◆ **Exercise**: For each line in the data below that holds "UPDF", return a copy.

◆ **Data records**:

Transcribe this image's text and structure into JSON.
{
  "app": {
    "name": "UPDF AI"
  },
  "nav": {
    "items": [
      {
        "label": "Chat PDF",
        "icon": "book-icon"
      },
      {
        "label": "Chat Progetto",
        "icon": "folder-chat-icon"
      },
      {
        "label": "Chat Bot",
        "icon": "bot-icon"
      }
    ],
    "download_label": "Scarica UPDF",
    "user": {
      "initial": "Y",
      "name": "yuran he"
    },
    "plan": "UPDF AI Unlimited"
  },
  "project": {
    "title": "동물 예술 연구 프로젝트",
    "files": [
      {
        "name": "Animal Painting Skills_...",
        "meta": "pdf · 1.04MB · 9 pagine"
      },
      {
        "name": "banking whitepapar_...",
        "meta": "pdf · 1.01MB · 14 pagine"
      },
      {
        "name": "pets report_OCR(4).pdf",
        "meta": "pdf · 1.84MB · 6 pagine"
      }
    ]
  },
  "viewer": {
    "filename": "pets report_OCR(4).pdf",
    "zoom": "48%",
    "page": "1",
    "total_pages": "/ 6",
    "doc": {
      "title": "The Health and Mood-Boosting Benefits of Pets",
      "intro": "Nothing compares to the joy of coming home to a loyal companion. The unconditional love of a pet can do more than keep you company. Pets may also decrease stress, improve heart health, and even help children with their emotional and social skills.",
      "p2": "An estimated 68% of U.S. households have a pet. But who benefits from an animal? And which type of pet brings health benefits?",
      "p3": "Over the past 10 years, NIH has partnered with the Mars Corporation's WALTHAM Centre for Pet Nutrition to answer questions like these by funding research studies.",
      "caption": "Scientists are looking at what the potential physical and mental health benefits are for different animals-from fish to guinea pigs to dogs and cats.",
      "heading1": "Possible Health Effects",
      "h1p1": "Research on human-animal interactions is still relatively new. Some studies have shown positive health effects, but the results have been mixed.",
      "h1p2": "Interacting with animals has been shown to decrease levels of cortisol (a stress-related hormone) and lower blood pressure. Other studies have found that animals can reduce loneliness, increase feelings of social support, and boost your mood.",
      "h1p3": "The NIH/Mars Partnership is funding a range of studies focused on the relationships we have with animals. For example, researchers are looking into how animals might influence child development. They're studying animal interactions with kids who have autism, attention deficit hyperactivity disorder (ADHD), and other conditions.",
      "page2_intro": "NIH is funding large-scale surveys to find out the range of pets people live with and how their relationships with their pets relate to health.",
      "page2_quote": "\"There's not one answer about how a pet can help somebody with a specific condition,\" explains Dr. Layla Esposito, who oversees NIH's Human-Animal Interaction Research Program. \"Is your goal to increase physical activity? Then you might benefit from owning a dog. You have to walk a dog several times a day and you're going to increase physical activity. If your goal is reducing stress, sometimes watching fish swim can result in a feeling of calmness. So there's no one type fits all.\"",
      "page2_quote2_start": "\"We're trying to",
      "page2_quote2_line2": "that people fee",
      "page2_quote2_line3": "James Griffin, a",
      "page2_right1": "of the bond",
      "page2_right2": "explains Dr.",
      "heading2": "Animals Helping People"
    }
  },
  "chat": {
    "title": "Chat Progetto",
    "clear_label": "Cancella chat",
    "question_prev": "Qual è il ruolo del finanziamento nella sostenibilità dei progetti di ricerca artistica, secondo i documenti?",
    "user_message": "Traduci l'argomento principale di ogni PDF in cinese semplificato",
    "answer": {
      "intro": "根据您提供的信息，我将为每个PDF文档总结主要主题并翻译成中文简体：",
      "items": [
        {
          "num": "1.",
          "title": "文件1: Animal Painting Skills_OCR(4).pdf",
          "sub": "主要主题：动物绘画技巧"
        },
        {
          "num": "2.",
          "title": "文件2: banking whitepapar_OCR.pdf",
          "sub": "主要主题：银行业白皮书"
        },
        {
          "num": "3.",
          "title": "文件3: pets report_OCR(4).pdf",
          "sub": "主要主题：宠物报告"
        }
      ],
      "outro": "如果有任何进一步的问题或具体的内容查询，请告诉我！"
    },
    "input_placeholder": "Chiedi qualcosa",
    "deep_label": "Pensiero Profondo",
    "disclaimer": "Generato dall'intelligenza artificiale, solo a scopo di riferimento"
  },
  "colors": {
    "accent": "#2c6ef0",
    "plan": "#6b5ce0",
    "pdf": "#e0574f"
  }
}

◆ **Response**:
    "name": "UPDF AI"
    "download_label": "Scarica UPDF",
    "plan": "UPDF AI Unlimited"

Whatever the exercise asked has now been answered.